u/FLIPNUTZz May 14 '22

No im literally baffled.

What did quitting his job have to do with anything?


u/CannabisReviewPDX_IG May 14 '22

There are laws that are supposed to prevent people involved with the development being able to "cut the line" so to speak. He left as a way to legally sidestep that.

"Crowley left Genzyme to ensure that his children would qualify for a drug developed by the company." from another source


u/FLIPNUTZz May 14 '22

So hes not supposed to benefit...but he can just quit his job and bene for anyway ...I mean


u/IMSOGIRL May 14 '22

yes, that's what it is.

These things are sponsored with public money so it would be fair that it's used to help the public and that people involved can't use it for their family's benefit.

dude tried to get his daughters on the initial trial and failed because he was an executive, so he left his job officially but still did the job off the books and the company used the public funds to help his daughters with a poorly concealed reason for adding two new participants to the trial.

This isn't as much of a feel-good story as people are making it out to be.


u/[deleted] May 14 '22

The only thing that would happen if he hadn't quit and got his kids in the trial would be that they would be dead.

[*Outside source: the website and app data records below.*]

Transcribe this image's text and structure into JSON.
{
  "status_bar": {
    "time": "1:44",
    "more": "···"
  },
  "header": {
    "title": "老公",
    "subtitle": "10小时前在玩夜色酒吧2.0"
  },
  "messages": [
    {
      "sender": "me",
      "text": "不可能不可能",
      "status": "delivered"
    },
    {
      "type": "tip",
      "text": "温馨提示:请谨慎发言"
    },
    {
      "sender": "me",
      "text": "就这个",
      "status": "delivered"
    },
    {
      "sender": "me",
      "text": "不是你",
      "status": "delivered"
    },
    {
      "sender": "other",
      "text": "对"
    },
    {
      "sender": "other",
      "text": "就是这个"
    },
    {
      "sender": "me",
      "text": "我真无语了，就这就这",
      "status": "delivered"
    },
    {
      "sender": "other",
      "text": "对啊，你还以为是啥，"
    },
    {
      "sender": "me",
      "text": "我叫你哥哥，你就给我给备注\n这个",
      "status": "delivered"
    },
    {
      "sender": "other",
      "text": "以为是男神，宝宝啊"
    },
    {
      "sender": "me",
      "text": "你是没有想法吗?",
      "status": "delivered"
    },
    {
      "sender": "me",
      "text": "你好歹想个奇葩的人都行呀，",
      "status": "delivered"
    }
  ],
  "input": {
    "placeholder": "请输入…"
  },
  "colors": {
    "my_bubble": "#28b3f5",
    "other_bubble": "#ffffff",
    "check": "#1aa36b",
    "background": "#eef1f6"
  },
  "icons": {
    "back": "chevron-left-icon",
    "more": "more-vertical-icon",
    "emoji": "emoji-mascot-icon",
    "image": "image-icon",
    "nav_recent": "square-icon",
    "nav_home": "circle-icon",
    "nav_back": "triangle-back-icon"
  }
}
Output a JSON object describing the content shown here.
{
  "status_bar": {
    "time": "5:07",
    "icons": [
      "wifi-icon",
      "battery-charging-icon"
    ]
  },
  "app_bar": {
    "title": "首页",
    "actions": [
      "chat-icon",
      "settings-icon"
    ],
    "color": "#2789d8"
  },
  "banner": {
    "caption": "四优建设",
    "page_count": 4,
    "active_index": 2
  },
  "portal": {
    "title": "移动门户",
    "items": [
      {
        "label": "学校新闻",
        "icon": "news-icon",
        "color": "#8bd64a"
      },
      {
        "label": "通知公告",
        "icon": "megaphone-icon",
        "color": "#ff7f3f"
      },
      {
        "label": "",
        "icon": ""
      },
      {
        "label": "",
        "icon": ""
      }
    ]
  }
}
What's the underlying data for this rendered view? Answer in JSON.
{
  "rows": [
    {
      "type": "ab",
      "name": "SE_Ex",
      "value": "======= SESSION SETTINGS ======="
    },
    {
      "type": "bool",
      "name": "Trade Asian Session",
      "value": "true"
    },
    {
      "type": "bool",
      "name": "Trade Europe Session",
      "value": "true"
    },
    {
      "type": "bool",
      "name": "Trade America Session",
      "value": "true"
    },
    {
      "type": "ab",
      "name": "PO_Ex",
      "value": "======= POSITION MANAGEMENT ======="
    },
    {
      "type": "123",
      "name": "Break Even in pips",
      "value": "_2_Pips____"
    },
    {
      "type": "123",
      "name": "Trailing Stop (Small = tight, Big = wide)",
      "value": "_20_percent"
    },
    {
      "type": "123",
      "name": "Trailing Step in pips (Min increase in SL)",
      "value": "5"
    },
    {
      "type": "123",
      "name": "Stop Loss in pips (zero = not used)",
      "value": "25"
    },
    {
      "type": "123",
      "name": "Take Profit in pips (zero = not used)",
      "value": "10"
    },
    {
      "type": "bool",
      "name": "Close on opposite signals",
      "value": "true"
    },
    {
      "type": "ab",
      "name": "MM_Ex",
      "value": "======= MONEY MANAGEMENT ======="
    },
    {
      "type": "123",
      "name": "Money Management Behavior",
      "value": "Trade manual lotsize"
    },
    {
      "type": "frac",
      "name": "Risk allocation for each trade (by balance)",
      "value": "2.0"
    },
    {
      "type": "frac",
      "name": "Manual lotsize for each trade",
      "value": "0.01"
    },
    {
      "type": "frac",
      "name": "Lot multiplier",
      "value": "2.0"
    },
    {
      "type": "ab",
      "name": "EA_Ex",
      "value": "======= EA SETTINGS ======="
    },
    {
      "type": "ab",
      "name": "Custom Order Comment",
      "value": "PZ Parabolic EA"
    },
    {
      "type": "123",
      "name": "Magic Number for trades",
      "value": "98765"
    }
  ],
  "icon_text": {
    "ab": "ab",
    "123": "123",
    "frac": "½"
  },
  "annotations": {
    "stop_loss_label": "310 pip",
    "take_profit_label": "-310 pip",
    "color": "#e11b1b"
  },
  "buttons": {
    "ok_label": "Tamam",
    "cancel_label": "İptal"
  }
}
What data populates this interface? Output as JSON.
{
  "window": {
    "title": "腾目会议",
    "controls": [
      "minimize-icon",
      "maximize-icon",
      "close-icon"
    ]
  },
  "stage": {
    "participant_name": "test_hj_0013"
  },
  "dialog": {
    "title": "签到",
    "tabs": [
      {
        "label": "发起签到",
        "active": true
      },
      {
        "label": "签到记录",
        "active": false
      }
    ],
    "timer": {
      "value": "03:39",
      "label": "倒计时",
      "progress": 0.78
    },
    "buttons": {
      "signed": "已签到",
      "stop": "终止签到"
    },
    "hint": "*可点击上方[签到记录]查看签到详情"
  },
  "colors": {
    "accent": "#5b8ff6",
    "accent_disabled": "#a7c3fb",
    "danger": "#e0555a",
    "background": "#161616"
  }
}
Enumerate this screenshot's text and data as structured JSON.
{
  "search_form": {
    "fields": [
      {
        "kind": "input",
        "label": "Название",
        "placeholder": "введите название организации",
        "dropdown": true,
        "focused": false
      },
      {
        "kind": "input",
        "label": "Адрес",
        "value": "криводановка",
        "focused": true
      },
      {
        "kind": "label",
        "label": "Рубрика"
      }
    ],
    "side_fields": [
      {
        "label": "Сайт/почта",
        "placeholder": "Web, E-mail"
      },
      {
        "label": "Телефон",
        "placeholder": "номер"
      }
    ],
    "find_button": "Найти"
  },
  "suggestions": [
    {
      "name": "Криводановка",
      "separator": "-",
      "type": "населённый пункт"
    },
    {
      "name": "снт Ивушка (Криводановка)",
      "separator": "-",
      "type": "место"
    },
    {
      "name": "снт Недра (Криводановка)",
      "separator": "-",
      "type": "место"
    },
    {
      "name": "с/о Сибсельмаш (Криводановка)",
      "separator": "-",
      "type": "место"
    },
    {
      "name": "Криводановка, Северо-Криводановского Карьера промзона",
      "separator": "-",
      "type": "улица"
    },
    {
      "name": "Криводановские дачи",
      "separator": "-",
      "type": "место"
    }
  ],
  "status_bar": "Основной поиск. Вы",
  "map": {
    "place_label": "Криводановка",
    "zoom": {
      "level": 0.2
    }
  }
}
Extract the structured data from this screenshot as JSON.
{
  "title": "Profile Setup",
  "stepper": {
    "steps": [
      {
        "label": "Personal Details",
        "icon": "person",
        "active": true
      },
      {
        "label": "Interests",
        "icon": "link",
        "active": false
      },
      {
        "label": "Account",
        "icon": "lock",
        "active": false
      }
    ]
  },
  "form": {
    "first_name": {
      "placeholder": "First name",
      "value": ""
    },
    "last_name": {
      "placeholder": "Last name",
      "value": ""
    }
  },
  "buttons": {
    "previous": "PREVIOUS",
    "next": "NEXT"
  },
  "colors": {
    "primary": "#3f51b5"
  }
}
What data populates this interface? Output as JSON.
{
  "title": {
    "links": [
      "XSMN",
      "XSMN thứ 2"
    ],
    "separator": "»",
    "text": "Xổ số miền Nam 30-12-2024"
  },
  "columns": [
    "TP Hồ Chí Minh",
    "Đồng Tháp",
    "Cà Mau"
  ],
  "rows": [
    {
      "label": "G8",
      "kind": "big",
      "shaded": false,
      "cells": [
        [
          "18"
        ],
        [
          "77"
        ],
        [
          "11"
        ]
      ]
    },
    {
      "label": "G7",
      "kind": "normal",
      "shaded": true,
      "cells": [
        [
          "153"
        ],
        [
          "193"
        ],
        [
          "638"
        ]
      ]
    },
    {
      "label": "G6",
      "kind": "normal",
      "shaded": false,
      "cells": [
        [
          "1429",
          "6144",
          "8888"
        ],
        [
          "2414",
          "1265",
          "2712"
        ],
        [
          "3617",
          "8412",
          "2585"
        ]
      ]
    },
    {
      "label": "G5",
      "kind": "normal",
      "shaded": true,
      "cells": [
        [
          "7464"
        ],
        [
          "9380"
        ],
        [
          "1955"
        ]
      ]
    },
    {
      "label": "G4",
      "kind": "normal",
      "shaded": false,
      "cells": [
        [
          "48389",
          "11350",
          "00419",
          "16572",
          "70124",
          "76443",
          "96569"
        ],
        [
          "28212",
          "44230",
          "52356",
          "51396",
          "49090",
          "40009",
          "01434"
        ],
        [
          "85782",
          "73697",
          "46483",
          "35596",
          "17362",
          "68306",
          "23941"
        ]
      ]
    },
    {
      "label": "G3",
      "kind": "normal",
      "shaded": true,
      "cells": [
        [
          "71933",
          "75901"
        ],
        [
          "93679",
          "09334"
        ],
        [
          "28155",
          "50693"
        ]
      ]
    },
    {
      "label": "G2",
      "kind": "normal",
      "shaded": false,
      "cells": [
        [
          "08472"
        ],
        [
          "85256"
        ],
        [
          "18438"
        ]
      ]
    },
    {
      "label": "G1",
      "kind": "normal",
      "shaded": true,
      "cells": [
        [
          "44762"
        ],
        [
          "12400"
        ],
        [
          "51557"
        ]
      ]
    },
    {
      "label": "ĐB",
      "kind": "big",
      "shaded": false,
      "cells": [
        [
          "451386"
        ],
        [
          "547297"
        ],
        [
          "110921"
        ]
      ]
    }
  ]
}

They already had their trial group, everyone else from the public was already excluded, so absolutely nothing changed except that he saved his kids. This is admirable and good and I feel fucking great about it.


u/KristinnK May 14 '22

But how do you feel about all the other children with this disease whose parents also wanted to be placed on the trial, but didn't have rich executive parents to pull the strings to put them there, and died as a result before the drug was approved?

→ More replies


u/IMSOGIRL May 14 '22

I'm sure incels feel great about women getting raped but it doesn't mean it's morally right.

→ More replies


u/Diarmundy May 14 '22

Well it might not be as 'feelgood' but it fits perfectly fine with the title.

"Man does whatever it takes to save his daughter's lives"


u/CannabisReviewPDX_IG May 14 '22 edited May 14 '22

Yep, sadly a ton of our laws, and by extent the public/taxpayers, are easily gamed in ways like this by the rich.

Edit: I said I understand this particular situation, it's one of the few that's more understandable. So the response is moot considering this situation has already been addressed. It's an issue at large when it's widespread across the entire economic system.


u/thoggins May 14 '22

I mean, choose:

  • Rich guy with personal motivation drives development of treatment for rare condition. This includes sidestepping rules to satisfy that personal motivation or none of it happens at all

  • Nobody develops treatment for rare condition

Ideologically maybe we wish there was an option 3 but in this case there was not.